Directions> What appears in the data must be reproduced exactly.

Page and application data records:
* * * *
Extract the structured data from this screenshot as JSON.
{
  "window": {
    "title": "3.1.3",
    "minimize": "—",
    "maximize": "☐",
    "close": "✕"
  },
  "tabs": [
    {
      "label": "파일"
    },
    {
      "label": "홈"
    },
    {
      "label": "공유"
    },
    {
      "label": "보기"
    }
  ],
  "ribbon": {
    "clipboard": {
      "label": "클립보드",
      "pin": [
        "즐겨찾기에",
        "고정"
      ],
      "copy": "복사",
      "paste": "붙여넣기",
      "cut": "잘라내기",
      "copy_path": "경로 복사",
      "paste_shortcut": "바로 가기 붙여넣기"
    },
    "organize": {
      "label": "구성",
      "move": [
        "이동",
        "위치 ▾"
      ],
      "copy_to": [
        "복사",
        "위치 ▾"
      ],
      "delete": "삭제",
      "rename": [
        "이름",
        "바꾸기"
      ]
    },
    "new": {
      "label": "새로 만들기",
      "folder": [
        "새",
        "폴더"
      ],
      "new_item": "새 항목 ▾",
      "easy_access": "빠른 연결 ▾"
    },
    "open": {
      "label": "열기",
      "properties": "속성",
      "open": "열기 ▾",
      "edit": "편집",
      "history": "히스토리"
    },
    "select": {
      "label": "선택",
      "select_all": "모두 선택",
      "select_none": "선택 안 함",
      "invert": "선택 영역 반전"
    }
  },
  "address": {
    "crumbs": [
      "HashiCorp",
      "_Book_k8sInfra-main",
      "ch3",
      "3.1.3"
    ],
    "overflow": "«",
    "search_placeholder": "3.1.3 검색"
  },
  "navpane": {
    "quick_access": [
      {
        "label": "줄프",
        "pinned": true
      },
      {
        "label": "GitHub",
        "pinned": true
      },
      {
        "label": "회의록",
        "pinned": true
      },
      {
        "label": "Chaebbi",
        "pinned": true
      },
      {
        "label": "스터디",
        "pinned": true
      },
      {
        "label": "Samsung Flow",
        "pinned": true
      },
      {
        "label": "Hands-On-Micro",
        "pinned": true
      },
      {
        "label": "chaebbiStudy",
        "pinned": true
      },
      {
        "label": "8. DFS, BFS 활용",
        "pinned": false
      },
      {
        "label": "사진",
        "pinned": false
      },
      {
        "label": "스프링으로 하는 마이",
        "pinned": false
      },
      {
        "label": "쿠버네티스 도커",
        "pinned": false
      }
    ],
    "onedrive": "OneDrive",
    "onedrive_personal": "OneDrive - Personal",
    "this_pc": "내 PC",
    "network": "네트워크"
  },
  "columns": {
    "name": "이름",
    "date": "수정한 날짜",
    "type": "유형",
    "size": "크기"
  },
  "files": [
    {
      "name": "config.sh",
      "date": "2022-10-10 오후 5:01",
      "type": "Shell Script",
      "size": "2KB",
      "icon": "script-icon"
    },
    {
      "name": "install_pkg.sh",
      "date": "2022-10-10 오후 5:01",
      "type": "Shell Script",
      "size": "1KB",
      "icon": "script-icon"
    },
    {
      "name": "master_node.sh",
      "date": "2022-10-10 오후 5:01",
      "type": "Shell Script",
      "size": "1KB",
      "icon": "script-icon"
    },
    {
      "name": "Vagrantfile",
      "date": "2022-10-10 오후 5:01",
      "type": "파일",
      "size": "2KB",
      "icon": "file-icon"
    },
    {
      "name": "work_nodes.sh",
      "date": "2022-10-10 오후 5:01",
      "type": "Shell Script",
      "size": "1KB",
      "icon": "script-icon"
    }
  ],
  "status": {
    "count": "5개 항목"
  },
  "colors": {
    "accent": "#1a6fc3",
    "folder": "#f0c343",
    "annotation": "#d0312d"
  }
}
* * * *
Exercise answer>
Extract the structured data from this screenshot as JSON.
{
  "window": {
    "title": "3.1.3",
    "minimize": "—",
    "maximize": "☐",
    "close": "✕"
  },
  "tabs": [
    {
      "label": "파일"
    },
    {
      "label": "홈"
    },
    {
      "label": "공유"
    },
    {
      "label": "보기"
    }
  ],
  "ribbon": {
    "clipboard": {
      "label": "클립보드",
      "pin": [
        "즐겨찾기에",
        "고정"
      ],
      "copy": "복사",
      "paste": "붙여넣기",
      "cut": "잘라내기",
      "copy_path": "경로 복사",
      "paste_shortcut": "바로 가기 붙여넣기"
    },
    "organize": {
      "label": "구성",
      "move": [
        "이동",
        "위치 ▾"
      ],
      "copy_to": [
        "복사",
        "위치 ▾"
      ],
      "delete": "삭제",
      "rename": [
        "이름",
        "바꾸기"
      ]
    },
    "new": {
      "label": "새로 만들기",
      "folder": [
        "새",
        "폴더"
      ],
      "new_item": "새 항목 ▾",
      "easy_access": "빠른 연결 ▾"
    },
    "open": {
      "label": "열기",
      "properties": "속성",
      "open": "열기 ▾",
      "edit": "편집",
      "history": "히스토리"
    },
    "select": {
      "label": "선택",
      "select_all": "모두 선택",
      "select_none": "선택 안 함",
      "invert": "선택 영역 반전"
    }
  },
  "address": {
    "crumbs": [
      "HashiCorp",
      "_Book_k8sInfra-main",
      "ch3",
      "3.1.3"
    ],
    "overflow": "«",
    "search_placeholder": "3.1.3 검색"
  },
  "navpane": {
    "quick_access": [
      {
        "label": "줄프",
        "pinned": true
      },
      {
        "label": "GitHub",
        "pinned": true
      },
      {
        "label": "회의록",
        "pinned": true
      },
      {
        "label": "Chaebbi",
        "pinned": true
      },
      {
        "label": "스터디",
        "pinned": true
      },
      {
        "label": "Samsung Flow",
        "pinned": true
      },
      {
        "label": "Hands-On-Micro",
        "pinned": true
      },
      {
        "label": "chaebbiStudy",
        "pinned": true
      },
      {
        "label": "8. DFS, BFS 활용",
        "pinned": false
      },
      {
        "label": "사진",
        "pinned": false
      },
      {
        "label": "스프링으로 하는 마이",
        "pinned": false
      },
      {
        "label": "쿠버네티스 도커",
        "pinned": false
      }
    ],
    "onedrive": "OneDrive",
    "onedrive_personal": "OneDrive - Personal",
    "this_pc": "내 PC",
    "network": "네트워크"
  },
  "columns": {
    "name": "이름",
    "date": "수정한 날짜",
    "type": "유형",
    "size": "크기"
  },
  "files": [
    {
      "name": "config.sh",
      "date": "2022-10-10 오후 5:01",
      "type": "Shell Script",
      "size": "2KB",
      "icon": "script-icon"
    },
    {
      "name": "install_pkg.sh",
      "date": "2022-10-10 오후 5:01",
      "type": "Shell Script",
      "size": "1KB",
      "icon": "script-icon"
    },
    {
      "name": "master_node.sh",
      "date": "2022-10-10 오후 5:01",
      "type": "Shell Script",
      "size": "1KB",
      "icon": "script-icon"
    },
    {
      "name": "Vagrantfile",
      "date": "2022-10-10 오후 5:01",
      "type": "파일",
      "size": "2KB",
      "icon": "file-icon"
    },
    {
      "name": "work_nodes.sh",
      "date": "2022-10-10 오후 5:01",
      "type": "Shell Script",
      "size": "1KB",
      "icon": "script-icon"
    }
  ],
  "status": {
    "count": "5개 항목"
  },
  "colors": {
    "accent": "#1a6fc3",
    "folder": "#f0c343",
    "annotation": "#d0312d"
  }
}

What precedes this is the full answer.